Testing also showed that an attack running on one virtual machine was able to access the physical memory of the host machine, and through that, gain read-access to the memory of a different virtual machine on the same host.
We come to understand that 'Spectre' is more severe compared to the 'Meltdown', as the latter can affect harm only Intel processor-based devices, while the former can harm all brands of CPU chipsets and its effect will more widespread.
Thankfully, both the vulnerabilities can be easily fixed by a software update. Intel is in talks with other chipmakers to release the security firmware as soon as possible.
"Intel is committed to the product and customer security and is working closely with many other technology companies, including AMD, ARM Holdings and several operating system vendors, to develop an industry-wide approach to resolve this issue promptly and constructively. Intel has begun providing software and firmware updates to mitigate these exploits. Contrary to some reports, any performance impacts are workload-dependent, and, for the average computer user, should not be significant and will be mitigated over time," the company said in a statement.

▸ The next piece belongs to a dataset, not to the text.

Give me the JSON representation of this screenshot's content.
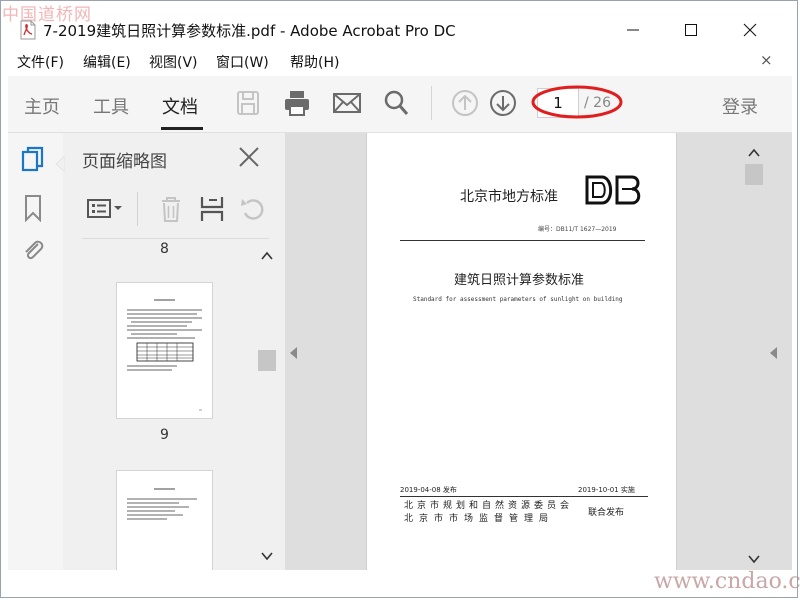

Search engine giant, Google has already notified the issue to affiliated to OEMs (Original Equipment Manufacturers) to update their Android mobiles and Chrome-powered notebooks. Google Pixel and Nexus, which recently received the January security patch, earlier this week, come with the fix for the flaws. Others are yet to follow the suit.
As far as the Linux, Microsoft Windows and Apple MacOS-powered computers are yet to receive the security patch, but the wait won't be long.